Milgram’s 1963 study of obedience made the public aware of what humans are capable of when it comes to obedience to authority.  Many ethical issues surrounded this study; his participants were deceived, which also leads to there being a lack of informed consent. It has been argued that Milgram’s participants were subjected to physiological harm, with some suffering from great levels of distress. In situations like this, we have to ask ourselves the question, do the costs outweigh the benefits?

Are we being too careful? I believe that we are. Sometimes sacrifices have to made in order to make new discoveries, not just in psychology but in all aspects of the world. I do understand that there are two sides to this never ending argument, how would we feel if our human rights were breeched? It’s perfectly easy to preach about how ethics are getting in the way of research, yet once we put ourselves in the position of the participants, we start to see things in a very different way. However, Milgram did a post-experiment survey to discover how his participants felt about being deceived. Quite surprisingly, 84% of Milgram’s participants were glad to have participated, stating that they learned a lot about themselves.

The British Psychological Society (BPS) provides ethical guidelines that are designed to help psychologists know what is acceptable during an experiment. For further information follow this link. http://www.bris.ac.uk/Depts/DeafStudiesTeaching/dissert/BPS%20Ethical%20Guidelines.htm These guidelines are regularly updated, meaning that more rules are coming into place to help prevent ethical issues arising. This therefore means that it is becoming increasingly difficult for any psychologist to carry out an investigation that will be as revealing or shocking as those of Milgram and Zimbardo.

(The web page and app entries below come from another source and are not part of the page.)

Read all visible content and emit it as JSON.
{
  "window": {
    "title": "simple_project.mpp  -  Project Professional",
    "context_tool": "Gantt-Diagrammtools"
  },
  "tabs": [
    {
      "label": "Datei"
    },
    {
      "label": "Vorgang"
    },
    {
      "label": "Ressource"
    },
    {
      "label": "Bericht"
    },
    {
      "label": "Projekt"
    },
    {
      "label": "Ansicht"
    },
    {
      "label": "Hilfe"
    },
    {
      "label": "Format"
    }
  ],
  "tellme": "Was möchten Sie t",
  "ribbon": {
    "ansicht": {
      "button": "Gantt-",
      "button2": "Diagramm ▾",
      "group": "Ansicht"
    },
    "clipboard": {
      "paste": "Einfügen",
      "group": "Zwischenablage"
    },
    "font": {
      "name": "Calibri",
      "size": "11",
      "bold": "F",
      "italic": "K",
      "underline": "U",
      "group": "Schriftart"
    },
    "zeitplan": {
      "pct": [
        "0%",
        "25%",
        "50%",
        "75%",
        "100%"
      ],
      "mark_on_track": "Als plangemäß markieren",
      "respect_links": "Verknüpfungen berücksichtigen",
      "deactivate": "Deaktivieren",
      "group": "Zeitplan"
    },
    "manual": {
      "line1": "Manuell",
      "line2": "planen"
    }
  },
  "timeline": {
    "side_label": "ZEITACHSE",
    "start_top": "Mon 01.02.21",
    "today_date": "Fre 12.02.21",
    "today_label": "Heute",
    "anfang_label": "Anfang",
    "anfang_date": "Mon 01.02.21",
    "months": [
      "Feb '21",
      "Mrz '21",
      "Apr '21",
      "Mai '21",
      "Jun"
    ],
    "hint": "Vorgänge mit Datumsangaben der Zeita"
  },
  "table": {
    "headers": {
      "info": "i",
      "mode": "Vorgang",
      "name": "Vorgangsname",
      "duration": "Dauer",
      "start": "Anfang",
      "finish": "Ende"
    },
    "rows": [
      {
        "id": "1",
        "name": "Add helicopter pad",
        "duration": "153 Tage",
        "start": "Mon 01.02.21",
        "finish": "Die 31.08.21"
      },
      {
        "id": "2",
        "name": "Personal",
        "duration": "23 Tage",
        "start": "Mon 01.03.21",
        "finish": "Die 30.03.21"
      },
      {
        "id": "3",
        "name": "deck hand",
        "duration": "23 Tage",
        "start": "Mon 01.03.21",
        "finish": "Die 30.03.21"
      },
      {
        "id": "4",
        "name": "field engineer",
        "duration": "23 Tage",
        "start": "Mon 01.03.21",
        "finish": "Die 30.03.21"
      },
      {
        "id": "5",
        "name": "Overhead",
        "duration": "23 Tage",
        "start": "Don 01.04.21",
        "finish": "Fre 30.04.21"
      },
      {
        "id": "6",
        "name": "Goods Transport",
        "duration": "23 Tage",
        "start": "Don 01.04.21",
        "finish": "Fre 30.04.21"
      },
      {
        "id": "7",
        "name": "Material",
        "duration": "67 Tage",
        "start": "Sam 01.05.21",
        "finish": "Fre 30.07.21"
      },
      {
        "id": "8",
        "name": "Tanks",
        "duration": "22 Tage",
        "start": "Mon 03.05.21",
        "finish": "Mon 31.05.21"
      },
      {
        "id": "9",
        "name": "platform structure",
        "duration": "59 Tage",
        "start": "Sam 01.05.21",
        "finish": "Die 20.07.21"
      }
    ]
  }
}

In my opinion, ethics are becoming too much of an influence over scientific research. Don’t get me wrong, not all experiments should be allowed to take place. A distinction needs to be made between investigations that truly are too dangerous and need to be stopped, and those that are worth taking risks for.